A Passyunk Square restauranteur known for her Mexican lamb dishes was named the best chef in the Mid-Atlantic by the James Beard Foundation on Monday night.
Christina Martinez from South Philly Barbacoa on S 9th St. received the award at the foundation’s annual ceremony on Monday night in Chicago. She began the business known for its barbacoa tacos and lamb and chickpea consomme in 2014.
Martinez – a native of Capulhuac, Mexico – arrived in Philadelphia in 2009. She came to the U.S. to escape domestic violence and earn money to support her four children.
She began working as a pastry chef at Amis, a now-closed trattoria in Center City. This is where she met her eventual husband and business partner Ben Miller.
Martinez is an undocumented immigrant. She was fired after this status was revealed to her employer in 2014, which is why she’s now barred from applying for American citizenship.
This is one reason Martinez remains an activist for the undocumented immigrant community.

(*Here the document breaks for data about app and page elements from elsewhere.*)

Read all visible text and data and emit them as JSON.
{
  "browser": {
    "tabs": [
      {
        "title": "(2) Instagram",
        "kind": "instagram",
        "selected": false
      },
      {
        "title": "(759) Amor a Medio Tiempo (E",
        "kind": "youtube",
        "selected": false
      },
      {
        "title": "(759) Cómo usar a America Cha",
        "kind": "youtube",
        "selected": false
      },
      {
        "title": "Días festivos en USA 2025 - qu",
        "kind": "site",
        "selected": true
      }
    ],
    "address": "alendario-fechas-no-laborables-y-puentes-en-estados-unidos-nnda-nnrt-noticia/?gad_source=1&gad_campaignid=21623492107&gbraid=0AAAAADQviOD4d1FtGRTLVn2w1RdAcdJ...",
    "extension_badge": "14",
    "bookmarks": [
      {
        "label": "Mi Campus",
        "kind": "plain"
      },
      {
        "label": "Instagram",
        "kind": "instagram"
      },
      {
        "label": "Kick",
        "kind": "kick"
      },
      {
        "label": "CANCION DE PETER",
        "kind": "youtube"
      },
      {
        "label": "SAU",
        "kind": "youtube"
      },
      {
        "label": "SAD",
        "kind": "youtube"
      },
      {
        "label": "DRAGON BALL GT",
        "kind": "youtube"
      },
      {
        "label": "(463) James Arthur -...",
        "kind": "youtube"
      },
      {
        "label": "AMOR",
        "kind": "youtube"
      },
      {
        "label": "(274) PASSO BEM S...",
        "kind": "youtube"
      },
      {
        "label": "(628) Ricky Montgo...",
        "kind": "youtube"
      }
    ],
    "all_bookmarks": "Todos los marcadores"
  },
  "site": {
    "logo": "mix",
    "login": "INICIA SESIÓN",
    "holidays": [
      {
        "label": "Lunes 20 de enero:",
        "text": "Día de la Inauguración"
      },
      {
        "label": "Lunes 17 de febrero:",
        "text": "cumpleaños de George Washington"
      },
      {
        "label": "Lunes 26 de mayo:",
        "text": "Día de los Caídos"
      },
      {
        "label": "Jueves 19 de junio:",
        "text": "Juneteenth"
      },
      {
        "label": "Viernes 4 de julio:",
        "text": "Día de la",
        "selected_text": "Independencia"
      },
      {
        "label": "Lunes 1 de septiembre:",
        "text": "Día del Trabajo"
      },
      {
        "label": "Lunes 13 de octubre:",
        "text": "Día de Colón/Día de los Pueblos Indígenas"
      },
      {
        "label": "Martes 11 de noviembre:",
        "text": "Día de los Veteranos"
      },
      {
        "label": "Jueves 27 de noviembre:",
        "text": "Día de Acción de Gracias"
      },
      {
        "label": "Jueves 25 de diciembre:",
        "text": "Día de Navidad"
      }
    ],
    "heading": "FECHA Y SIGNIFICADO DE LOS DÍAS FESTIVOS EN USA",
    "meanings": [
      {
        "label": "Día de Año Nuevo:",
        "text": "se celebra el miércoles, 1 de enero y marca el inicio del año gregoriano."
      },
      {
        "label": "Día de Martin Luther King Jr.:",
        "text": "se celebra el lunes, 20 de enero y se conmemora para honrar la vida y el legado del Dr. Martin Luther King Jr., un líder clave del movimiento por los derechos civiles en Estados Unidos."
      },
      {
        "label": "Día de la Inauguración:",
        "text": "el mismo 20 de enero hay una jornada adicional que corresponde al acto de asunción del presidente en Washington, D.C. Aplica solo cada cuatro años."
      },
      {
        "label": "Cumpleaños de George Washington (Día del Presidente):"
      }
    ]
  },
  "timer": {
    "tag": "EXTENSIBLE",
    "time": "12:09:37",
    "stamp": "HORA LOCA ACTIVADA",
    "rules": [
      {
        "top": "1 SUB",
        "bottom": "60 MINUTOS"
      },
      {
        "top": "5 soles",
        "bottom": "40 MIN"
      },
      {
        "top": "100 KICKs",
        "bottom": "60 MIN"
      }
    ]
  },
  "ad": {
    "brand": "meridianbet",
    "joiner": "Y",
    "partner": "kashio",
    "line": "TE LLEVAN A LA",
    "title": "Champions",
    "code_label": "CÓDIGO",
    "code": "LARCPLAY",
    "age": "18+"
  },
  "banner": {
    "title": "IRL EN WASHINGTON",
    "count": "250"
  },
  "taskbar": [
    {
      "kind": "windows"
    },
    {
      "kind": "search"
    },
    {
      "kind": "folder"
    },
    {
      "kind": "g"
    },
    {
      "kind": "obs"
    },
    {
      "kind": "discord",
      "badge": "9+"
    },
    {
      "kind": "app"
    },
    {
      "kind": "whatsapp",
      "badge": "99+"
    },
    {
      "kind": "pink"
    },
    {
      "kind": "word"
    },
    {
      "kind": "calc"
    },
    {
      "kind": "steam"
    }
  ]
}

She helped create a support group called the Popular Alliance For Undocumented Workers Rights which provided meals and other aid during the pandemic.
Martinez also shared her immigrant experience on “Mejor vete, Cristina,” a Spanish-language podcast about her life produced by Univision.
After she was fired, Martinez began working on the concept that would become South Philly barbacoa from her apartment in 2014.
The restaurant took off quickly, and in 2017 Martinez received her first nomination for the best chef in the Mid-Atlantic reward. She was nominated three more times between 2018 and 2020.
The James Beard Foundation had not held the award ceremony since 2019. It was called off in 2020 due to the pandemic, concerns about racial inequity and the questionable behavior of some chefs who had been recognized in the past.
Martinez was not the only South Philly chef nominated in her category this year. Jesse Ito of Royal Izakaya, a sushi restaurant, and Chutatip “Nok” Suntaranon from Kalaya Thai Kitchen were both semi-finalists, as well.
Other eateries and restaurateurs from the region saw success in different categories this year.
Corinne’s Place, a soul food restaurant in Camden, received an America’s Classic Award from the foundation earlier this year. Those are given to long-standing eateries which are beloved by their communities. Past winners include John’s Roast Pork and Chef Vola’s.
Ellen Yin of Fork, a.kitchen, and High Street Hospitality was a finalist in the restaurateur of the year category on Monday night, but did not ultimately win.